■ What is expected:
Retype exactly the stretch of lines that begins at the line containing "Extract the structured" and ends at the last line of the data, with no other lines.

■ Material to process:
Start of Block
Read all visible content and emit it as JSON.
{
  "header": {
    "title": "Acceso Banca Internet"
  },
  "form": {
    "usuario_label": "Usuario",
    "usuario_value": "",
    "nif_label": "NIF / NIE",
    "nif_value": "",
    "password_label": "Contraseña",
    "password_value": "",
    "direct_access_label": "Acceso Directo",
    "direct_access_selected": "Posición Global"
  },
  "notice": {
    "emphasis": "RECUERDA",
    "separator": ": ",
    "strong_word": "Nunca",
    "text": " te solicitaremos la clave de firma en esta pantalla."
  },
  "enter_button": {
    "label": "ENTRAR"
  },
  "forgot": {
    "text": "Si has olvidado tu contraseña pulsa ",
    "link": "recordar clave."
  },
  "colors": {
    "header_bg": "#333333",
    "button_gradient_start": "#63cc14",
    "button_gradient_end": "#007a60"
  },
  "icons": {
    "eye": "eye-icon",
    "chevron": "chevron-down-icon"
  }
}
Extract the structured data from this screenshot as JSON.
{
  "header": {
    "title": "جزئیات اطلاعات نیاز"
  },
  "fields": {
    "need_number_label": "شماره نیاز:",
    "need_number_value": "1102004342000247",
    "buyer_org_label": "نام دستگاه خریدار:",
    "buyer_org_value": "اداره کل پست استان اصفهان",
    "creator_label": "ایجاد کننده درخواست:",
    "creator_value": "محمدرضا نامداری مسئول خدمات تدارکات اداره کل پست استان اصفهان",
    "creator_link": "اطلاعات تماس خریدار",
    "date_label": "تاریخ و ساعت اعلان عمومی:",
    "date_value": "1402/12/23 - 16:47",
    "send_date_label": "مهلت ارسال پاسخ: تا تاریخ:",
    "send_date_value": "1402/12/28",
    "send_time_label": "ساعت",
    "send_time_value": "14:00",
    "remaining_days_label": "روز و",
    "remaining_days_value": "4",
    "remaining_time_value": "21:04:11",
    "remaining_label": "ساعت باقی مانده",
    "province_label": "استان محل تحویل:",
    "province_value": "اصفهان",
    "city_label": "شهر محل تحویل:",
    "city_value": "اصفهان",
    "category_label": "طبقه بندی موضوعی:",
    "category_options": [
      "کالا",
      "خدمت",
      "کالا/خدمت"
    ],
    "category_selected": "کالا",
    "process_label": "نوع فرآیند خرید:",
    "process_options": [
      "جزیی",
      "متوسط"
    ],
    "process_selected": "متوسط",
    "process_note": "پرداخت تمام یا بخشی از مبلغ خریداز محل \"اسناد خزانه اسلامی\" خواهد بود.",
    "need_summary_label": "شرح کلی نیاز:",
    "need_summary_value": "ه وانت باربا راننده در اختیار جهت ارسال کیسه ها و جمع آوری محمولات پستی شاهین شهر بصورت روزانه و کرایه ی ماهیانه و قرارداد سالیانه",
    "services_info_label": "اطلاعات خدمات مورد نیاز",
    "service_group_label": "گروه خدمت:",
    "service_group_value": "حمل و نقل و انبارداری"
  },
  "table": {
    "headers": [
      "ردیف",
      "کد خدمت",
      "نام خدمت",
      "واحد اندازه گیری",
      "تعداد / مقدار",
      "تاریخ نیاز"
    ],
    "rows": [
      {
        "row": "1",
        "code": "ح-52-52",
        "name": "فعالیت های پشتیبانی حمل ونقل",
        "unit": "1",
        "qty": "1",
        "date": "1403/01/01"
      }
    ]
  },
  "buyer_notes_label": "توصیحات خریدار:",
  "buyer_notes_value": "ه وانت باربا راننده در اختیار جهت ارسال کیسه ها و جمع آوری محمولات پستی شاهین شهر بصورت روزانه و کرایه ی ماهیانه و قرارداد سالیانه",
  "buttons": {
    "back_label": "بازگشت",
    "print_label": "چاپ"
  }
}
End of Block
■ Answer to this problem:
Extract the structured data from this screenshot as JSON.
{
  "header": {
    "title": "جزئیات اطلاعات نیاز"
  },
  "fields": {
    "need_number_label": "شماره نیاز:",
    "need_number_value": "1102004342000247",
    "buyer_org_label": "نام دستگاه خریدار:",
    "buyer_org_value": "اداره کل پست استان اصفهان",
    "creator_label": "ایجاد کننده درخواست:",
    "creator_value": "محمدرضا نامداری مسئول خدمات تدارکات اداره کل پست استان اصفهان",
    "creator_link": "اطلاعات تماس خریدار",
    "date_label": "تاریخ و ساعت اعلان عمومی:",
    "date_value": "1402/12/23 - 16:47",
    "send_date_label": "مهلت ارسال پاسخ: تا تاریخ:",
    "send_date_value": "1402/12/28",
    "send_time_label": "ساعت",
    "send_time_value": "14:00",
    "remaining_days_label": "روز و",
    "remaining_days_value": "4",
    "remaining_time_value": "21:04:11",
    "remaining_label": "ساعت باقی مانده",
    "province_label": "استان محل تحویل:",
    "province_value": "اصفهان",
    "city_label": "شهر محل تحویل:",
    "city_value": "اصفهان",
    "category_label": "طبقه بندی موضوعی:",
    "category_options": [
      "کالا",
      "خدمت",
      "کالا/خدمت"
    ],
    "category_selected": "کالا",
    "process_label": "نوع فرآیند خرید:",
    "process_options": [
      "جزیی",
      "متوسط"
    ],
    "process_selected": "متوسط",
    "process_note": "پرداخت تمام یا بخشی از مبلغ خریداز محل \"اسناد خزانه اسلامی\" خواهد بود.",
    "need_summary_label": "شرح کلی نیاز:",
    "need_summary_value": "ه وانت باربا راننده در اختیار جهت ارسال کیسه ها و جمع آوری محمولات پستی شاهین شهر بصورت روزانه و کرایه ی ماهیانه و قرارداد سالیانه",
    "services_info_label": "اطلاعات خدمات مورد نیاز",
    "service_group_label": "گروه خدمت:",
    "service_group_value": "حمل و نقل و انبارداری"
  },
  "table": {
    "headers": [
      "ردیف",
      "کد خدمت",
      "نام خدمت",
      "واحد اندازه گیری",
      "تعداد / مقدار",
      "تاریخ نیاز"
    ],
    "rows": [
      {
        "row": "1",
        "code": "ح-52-52",
        "name": "فعالیت های پشتیبانی حمل ونقل",
        "unit": "1",
        "qty": "1",
        "date": "1403/01/01"
      }
    ]
  },
  "buyer_notes_label": "توصیحات خریدار:",
  "buyer_notes_value": "ه وانت باربا راننده در اختیار جهت ارسال کیسه ها و جمع آوری محمولات پستی شاهین شهر بصورت روزانه و کرایه ی ماهیانه و قرارداد سالیانه",
  "buttons": {
    "back_label": "بازگشت",
    "print_label": "چاپ"
  }
}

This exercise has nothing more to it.